“Masterful! I love this book. Oh, how I wish I’d had it when I was struggling with my first crime novel. This is a gold mine of information, of insight on how to structure and pace the novel. Brilliant. And even as I write my current book I find myself reflecting on her insights, and using them. This isn’t about being formulaic. It’s about first understanding the structure, and then making it your own. Mastering Suspense, Structure, & Plot is an absolutely extraordinary resource for anyone serious about writing not just a crime novel, but any book. —Louise Penny, #1 New York Times best-selling author
Jane Cleland reminds us that, “Suspense is the heart and soul of storytelling.”
I did play with the idea of suspense in addition to filling the margin of Jane’s book with scrawled notes.
What will happen when my dog Raven actually digs her dirt tunnel all the way from Maine to China? (She’s a Lab and likes any and all food, so cuisine will not be a problem.)
Why did thirty-eight young geese show up without their adult minders at the end of our week? (We think the exhausted adults were at a bar. See below for info on duck baby sitters.)
What scared the bear off the road into a long swim across the river?

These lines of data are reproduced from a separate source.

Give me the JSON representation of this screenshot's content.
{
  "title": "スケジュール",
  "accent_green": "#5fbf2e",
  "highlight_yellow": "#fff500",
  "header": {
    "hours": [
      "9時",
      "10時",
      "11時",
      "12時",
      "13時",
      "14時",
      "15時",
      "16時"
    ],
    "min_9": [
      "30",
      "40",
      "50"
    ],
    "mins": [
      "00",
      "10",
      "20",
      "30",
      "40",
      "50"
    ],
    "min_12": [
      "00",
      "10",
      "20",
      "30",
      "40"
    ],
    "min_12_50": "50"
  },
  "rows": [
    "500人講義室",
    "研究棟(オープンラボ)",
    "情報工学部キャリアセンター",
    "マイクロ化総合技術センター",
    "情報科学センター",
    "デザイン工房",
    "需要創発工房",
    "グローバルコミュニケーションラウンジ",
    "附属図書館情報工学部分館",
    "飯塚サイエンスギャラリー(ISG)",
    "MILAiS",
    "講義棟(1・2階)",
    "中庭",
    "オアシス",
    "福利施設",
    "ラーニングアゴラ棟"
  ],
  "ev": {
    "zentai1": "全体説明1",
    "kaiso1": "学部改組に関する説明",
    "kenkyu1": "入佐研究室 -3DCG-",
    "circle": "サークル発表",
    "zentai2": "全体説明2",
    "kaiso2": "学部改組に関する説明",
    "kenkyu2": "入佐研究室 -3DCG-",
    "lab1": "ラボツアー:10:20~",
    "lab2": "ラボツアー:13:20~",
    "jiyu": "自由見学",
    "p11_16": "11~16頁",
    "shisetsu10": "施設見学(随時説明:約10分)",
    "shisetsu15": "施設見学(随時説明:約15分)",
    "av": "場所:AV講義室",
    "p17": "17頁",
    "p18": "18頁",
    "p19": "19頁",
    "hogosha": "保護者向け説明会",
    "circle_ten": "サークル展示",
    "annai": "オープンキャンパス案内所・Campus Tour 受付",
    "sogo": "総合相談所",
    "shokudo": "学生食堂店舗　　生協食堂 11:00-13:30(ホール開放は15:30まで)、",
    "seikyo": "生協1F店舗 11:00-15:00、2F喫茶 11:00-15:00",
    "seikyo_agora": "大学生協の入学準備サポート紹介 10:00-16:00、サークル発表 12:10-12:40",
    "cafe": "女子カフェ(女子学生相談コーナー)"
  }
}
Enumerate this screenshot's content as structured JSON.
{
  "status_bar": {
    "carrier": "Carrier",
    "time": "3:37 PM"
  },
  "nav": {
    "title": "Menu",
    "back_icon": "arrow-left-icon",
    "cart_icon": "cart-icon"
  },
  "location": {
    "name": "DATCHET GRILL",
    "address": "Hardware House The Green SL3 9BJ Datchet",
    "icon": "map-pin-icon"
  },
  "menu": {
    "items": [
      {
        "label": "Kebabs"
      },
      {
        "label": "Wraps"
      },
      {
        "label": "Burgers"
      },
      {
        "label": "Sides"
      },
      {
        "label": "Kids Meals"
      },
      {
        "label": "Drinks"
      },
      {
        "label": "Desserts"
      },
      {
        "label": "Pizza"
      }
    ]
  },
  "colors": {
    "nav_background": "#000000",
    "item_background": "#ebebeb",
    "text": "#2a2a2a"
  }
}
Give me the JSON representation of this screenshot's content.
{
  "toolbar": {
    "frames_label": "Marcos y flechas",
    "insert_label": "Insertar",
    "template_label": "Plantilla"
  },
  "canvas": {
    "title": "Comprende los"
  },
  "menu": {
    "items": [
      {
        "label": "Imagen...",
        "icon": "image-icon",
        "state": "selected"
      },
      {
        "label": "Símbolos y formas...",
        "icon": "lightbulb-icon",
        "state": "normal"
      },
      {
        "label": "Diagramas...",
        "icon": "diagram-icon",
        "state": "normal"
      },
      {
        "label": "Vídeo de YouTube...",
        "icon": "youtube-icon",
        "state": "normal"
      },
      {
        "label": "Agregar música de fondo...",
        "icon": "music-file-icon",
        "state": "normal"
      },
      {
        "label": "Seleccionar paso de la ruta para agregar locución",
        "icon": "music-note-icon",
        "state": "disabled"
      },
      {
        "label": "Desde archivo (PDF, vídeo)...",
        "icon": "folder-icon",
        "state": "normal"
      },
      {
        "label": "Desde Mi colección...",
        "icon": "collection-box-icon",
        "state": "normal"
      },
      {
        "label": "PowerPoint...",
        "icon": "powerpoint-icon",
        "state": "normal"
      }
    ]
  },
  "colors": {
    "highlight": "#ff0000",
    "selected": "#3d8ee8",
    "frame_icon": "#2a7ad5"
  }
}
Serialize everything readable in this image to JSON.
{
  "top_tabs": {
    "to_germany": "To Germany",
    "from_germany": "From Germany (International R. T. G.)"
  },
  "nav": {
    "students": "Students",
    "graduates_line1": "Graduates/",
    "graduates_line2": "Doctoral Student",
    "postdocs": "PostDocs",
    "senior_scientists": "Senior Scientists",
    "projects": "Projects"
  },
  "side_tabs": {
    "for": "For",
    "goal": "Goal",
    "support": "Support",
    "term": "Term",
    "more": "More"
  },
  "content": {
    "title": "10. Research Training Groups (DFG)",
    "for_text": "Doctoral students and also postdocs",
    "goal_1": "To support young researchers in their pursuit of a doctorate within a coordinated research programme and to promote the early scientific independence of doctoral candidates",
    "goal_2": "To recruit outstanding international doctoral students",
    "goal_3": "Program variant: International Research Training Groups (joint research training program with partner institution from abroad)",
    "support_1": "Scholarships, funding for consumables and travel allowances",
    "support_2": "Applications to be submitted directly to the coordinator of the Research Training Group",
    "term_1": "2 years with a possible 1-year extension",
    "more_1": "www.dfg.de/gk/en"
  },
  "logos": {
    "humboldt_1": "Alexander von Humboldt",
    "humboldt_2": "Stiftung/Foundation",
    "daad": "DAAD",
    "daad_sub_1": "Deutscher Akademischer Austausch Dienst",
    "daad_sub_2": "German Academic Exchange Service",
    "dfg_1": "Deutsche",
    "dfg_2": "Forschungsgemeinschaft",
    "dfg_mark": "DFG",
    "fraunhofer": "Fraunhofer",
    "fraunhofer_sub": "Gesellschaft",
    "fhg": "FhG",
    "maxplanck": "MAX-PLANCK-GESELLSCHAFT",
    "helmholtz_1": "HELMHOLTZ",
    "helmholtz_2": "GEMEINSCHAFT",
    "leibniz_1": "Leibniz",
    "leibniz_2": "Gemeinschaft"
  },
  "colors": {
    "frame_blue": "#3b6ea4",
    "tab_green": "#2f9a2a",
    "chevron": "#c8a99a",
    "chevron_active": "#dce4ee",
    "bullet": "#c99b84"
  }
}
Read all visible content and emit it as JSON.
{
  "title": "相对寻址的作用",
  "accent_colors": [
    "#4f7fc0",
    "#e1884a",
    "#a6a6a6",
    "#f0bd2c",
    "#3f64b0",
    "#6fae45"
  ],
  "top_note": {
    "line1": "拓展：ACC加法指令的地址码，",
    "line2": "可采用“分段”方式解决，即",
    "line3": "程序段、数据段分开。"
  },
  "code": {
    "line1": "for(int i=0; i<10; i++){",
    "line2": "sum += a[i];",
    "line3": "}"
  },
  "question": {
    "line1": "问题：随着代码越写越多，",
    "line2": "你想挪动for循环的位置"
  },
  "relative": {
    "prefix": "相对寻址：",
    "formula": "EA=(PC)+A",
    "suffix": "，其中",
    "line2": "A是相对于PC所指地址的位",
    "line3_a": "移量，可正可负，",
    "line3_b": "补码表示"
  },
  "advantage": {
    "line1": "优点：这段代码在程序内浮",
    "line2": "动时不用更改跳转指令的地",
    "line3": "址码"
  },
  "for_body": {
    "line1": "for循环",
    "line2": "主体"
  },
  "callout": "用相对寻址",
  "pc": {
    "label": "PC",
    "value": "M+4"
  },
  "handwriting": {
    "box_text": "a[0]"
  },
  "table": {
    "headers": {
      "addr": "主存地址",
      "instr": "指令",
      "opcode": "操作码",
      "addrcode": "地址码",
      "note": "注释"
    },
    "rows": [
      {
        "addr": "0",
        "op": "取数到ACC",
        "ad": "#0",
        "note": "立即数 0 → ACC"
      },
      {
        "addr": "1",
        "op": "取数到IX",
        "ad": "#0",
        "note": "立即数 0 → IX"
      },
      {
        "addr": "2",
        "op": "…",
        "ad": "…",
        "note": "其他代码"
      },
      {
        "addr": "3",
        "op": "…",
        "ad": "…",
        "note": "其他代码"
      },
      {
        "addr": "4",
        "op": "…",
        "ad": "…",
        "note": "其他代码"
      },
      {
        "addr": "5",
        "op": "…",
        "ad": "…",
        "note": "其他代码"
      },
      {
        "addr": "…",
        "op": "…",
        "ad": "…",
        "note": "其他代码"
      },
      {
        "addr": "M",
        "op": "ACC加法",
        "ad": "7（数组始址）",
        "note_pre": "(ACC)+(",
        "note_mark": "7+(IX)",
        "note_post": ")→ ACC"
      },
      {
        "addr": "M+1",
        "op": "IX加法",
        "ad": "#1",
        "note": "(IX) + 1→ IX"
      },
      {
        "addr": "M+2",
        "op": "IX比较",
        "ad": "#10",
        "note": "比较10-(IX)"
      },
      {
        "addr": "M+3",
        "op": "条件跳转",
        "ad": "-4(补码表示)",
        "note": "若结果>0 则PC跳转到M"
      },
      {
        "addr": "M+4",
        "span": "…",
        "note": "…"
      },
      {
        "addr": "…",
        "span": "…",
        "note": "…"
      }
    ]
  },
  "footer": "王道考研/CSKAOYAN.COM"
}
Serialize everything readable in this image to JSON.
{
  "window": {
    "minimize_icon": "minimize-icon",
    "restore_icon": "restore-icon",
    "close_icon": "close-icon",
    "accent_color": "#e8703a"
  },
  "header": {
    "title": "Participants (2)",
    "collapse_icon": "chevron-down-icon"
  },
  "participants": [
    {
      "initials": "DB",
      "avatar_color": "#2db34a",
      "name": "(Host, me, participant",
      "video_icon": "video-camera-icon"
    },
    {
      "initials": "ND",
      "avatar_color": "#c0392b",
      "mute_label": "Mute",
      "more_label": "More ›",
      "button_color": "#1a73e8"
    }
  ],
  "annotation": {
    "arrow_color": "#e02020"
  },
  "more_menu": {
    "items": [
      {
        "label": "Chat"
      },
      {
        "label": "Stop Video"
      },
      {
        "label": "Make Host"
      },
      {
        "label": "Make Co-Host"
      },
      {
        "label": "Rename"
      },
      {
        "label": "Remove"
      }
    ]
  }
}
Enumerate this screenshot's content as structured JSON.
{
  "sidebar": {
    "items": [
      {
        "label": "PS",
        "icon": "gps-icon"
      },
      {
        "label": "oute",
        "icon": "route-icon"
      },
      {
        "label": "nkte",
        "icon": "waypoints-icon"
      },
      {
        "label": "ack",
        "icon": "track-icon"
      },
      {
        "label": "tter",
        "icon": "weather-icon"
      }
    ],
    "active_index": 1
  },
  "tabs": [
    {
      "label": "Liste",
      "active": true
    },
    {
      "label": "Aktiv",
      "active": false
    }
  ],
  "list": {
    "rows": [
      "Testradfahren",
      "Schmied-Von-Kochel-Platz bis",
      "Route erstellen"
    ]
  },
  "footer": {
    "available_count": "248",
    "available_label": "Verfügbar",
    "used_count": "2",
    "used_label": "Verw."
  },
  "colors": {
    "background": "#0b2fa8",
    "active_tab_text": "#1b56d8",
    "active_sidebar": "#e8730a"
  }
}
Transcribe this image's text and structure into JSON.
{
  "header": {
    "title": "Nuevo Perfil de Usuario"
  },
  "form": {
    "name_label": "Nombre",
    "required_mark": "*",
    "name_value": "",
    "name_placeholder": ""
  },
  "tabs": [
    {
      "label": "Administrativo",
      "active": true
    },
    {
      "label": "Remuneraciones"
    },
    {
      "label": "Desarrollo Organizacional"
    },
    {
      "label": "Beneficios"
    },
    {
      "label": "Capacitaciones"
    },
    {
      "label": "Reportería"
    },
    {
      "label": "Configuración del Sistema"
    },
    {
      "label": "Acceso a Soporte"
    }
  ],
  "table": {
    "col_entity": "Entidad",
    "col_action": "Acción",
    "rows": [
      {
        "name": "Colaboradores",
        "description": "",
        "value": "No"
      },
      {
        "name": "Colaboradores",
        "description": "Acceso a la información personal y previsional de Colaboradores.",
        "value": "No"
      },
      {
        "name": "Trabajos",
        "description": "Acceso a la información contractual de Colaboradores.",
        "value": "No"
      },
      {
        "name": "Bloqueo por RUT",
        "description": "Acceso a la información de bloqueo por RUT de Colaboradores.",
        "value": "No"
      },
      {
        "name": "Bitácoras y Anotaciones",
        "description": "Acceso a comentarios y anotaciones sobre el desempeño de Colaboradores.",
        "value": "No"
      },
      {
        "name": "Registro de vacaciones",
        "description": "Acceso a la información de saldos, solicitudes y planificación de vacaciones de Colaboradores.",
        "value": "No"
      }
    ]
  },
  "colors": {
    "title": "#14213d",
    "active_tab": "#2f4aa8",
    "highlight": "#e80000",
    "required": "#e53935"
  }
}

If we could translate geese chatter and bickering, could it be anything but mindless gossip? Are they having deep geese thoughts?
The mystery of too many duck babies, explained:
In a crèche, females leave their ducklings in the care of one female — often an older female who is experienced at raising babies, said David Rave, an area wildlife manager who oversees the Bemidji region for the Minnesota Department of Natural Resources.
The females lay eggs that hatch around the same time. Afterward, the adult ducks go off to molt their feathers, leaving their broods in the care of a matriarchal female.
Sandy’s novel “Deadly Trespass, A Mystery in Maine,” was a finalist in the Maine Literary Awards, a recipient of a Mystery Writers of America national award and a national finalist in the Women’s Fiction Writers Association “Rising Star” contest.. Her second Mystery in Maine novel, “Deadly Turn” is now in Sherman’s Books and on Amazon in Kindle and paperback. She lives in the Maine woods and says she’d rather be “fly fishing, skiing remote trails, paddling near loons, or just generally out there.” Find more info on her website.